> Given data

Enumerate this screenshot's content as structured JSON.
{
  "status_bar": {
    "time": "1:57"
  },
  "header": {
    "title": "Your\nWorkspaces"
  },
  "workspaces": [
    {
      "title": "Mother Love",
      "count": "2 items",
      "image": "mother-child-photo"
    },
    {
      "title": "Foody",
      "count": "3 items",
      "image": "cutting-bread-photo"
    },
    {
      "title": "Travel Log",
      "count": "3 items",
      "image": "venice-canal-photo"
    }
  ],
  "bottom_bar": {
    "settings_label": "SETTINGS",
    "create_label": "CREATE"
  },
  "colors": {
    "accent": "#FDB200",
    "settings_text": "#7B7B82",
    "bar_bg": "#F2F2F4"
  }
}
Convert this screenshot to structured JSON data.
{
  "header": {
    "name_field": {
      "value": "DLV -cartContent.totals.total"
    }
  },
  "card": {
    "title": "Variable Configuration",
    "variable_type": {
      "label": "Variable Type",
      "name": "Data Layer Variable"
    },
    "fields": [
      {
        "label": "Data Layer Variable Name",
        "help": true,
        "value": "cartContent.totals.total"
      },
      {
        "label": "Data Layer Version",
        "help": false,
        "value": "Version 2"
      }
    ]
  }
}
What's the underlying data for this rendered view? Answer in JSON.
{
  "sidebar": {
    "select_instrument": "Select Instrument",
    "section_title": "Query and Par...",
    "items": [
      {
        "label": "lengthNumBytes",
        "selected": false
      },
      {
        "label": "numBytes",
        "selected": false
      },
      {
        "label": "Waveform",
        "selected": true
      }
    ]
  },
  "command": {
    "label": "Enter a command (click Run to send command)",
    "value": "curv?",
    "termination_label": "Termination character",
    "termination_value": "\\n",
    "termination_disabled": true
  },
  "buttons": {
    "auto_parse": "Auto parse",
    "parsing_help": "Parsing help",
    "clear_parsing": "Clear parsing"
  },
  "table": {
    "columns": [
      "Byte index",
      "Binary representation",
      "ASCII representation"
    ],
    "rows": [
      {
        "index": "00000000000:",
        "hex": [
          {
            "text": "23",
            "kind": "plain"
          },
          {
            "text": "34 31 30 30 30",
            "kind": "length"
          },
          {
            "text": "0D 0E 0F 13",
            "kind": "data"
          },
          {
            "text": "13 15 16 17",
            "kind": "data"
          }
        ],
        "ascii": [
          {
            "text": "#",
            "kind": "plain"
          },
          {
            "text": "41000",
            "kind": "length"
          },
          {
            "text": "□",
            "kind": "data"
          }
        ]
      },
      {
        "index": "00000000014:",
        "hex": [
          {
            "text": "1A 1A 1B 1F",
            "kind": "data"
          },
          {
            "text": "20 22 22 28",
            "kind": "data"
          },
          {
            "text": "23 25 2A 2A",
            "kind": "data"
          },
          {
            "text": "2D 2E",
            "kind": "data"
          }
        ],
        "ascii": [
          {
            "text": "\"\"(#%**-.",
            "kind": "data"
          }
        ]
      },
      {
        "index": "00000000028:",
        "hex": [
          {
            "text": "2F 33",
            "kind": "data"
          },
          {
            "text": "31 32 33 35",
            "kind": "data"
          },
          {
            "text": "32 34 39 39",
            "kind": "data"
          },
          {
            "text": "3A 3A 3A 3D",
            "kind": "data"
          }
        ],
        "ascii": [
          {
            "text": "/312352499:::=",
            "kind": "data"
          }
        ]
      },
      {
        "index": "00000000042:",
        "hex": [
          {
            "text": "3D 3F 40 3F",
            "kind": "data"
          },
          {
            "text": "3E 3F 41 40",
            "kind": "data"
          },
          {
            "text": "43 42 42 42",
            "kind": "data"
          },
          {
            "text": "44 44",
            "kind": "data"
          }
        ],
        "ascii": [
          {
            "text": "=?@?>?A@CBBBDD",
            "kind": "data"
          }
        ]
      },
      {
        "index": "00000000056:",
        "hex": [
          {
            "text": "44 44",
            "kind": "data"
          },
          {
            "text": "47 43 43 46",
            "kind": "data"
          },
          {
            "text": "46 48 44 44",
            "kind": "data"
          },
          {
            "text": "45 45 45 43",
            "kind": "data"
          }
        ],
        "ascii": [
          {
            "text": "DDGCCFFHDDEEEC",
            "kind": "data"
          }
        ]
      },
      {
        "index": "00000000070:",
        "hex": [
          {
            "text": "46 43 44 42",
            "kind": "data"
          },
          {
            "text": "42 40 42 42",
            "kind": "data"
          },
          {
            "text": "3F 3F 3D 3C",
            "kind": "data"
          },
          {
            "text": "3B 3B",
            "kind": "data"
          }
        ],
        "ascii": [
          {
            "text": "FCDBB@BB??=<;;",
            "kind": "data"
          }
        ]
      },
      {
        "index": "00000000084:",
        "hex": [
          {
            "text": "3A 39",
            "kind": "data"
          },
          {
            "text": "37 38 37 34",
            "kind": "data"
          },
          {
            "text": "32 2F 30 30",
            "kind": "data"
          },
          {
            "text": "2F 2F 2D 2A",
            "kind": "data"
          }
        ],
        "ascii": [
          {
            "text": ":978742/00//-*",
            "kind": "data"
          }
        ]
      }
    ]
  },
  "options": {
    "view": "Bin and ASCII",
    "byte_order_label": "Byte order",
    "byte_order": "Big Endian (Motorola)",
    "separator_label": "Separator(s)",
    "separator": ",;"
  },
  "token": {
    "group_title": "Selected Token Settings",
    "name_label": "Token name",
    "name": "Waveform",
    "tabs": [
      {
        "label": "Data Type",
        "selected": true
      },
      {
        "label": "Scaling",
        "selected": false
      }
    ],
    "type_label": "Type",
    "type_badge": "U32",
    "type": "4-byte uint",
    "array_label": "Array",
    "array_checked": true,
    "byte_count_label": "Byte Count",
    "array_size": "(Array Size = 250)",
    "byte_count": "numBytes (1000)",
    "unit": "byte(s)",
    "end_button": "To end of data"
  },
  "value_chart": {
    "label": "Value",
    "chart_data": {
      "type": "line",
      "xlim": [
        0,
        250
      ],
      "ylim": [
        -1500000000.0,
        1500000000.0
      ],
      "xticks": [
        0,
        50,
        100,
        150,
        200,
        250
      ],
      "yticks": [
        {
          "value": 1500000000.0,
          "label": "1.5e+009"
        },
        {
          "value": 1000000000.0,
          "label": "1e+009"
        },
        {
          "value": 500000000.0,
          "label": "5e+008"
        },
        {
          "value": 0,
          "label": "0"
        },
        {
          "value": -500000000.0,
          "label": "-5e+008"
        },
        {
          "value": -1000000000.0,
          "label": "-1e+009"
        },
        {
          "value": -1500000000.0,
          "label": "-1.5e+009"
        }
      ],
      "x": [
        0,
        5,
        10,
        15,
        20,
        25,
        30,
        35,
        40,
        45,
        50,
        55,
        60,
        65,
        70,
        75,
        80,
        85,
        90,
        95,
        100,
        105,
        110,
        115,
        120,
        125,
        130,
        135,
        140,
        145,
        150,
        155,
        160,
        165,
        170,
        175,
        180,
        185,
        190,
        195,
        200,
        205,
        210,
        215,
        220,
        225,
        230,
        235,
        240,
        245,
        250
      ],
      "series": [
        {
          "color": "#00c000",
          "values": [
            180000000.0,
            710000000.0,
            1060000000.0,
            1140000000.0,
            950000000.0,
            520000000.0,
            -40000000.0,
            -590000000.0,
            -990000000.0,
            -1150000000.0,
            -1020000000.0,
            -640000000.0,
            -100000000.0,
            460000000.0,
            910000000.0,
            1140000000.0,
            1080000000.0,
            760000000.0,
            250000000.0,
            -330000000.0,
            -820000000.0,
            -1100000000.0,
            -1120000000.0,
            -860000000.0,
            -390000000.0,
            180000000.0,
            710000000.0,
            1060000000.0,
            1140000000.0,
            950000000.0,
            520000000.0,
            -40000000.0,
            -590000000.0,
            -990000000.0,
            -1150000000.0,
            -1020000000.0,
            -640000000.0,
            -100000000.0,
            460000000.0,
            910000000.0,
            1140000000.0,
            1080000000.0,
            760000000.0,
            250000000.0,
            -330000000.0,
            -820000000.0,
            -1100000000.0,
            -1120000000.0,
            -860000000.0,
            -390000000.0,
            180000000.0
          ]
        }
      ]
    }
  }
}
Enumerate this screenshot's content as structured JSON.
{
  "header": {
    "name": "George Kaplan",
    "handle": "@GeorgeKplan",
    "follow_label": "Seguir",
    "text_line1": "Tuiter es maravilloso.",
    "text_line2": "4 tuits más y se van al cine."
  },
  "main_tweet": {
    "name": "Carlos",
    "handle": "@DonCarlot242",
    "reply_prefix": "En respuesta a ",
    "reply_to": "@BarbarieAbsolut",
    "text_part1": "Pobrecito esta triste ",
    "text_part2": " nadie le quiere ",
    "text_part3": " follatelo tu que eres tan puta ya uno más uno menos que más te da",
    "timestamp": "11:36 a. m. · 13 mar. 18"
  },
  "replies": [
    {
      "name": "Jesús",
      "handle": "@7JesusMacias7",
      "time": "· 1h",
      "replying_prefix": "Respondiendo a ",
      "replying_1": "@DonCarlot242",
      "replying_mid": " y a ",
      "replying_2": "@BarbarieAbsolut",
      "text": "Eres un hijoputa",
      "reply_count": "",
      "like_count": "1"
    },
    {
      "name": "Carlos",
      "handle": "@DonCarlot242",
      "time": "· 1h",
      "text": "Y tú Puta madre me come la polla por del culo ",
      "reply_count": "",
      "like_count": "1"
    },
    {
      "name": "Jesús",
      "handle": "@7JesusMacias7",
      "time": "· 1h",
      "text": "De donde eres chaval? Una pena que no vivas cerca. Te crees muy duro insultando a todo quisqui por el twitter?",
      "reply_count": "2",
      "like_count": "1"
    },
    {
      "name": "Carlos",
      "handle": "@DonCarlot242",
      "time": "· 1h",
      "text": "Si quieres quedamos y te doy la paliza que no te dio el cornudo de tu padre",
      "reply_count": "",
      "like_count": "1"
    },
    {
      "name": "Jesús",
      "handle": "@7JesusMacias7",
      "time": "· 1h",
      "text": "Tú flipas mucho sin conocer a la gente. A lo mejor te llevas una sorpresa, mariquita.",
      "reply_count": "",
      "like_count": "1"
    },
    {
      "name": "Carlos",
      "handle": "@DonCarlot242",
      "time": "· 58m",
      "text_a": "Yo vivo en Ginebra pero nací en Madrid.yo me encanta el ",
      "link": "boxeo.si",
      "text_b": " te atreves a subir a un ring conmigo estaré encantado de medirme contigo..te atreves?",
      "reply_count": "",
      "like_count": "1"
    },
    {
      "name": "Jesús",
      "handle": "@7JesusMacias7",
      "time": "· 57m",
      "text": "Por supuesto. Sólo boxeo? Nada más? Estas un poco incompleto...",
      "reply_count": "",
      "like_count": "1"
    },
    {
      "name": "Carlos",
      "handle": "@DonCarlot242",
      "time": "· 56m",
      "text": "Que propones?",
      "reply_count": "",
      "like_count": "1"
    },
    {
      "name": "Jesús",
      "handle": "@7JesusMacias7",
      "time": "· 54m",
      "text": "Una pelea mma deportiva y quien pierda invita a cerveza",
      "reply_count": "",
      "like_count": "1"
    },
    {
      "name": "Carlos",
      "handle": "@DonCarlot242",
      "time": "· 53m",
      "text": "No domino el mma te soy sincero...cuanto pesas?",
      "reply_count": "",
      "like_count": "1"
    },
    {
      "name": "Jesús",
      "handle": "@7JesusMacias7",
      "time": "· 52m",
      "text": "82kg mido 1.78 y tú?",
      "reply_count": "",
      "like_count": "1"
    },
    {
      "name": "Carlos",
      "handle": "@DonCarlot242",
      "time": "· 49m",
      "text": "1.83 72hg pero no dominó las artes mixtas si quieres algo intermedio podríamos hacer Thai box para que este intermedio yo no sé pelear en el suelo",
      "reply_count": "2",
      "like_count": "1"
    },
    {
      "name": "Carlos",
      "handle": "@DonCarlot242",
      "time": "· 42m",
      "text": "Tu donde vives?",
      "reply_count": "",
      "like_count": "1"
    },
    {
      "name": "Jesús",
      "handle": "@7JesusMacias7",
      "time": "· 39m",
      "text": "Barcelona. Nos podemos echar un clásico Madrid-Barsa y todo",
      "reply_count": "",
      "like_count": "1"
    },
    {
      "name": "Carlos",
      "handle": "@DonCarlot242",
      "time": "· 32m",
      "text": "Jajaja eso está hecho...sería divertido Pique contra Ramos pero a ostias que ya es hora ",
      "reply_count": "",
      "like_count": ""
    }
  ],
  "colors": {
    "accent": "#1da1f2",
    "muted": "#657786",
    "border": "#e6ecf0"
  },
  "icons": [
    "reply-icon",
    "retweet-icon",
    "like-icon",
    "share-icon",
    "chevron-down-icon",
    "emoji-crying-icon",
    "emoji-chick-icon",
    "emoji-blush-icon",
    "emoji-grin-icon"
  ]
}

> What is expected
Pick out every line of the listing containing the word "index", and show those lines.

> Expected answer
      "Byte index",
        "index": "00000000000:",
        "index": "00000000014:",
        "index": "00000000028:",
        "index": "00000000042:",
        "index": "00000000056:",
        "index": "00000000070:",
        "index": "00000000084:",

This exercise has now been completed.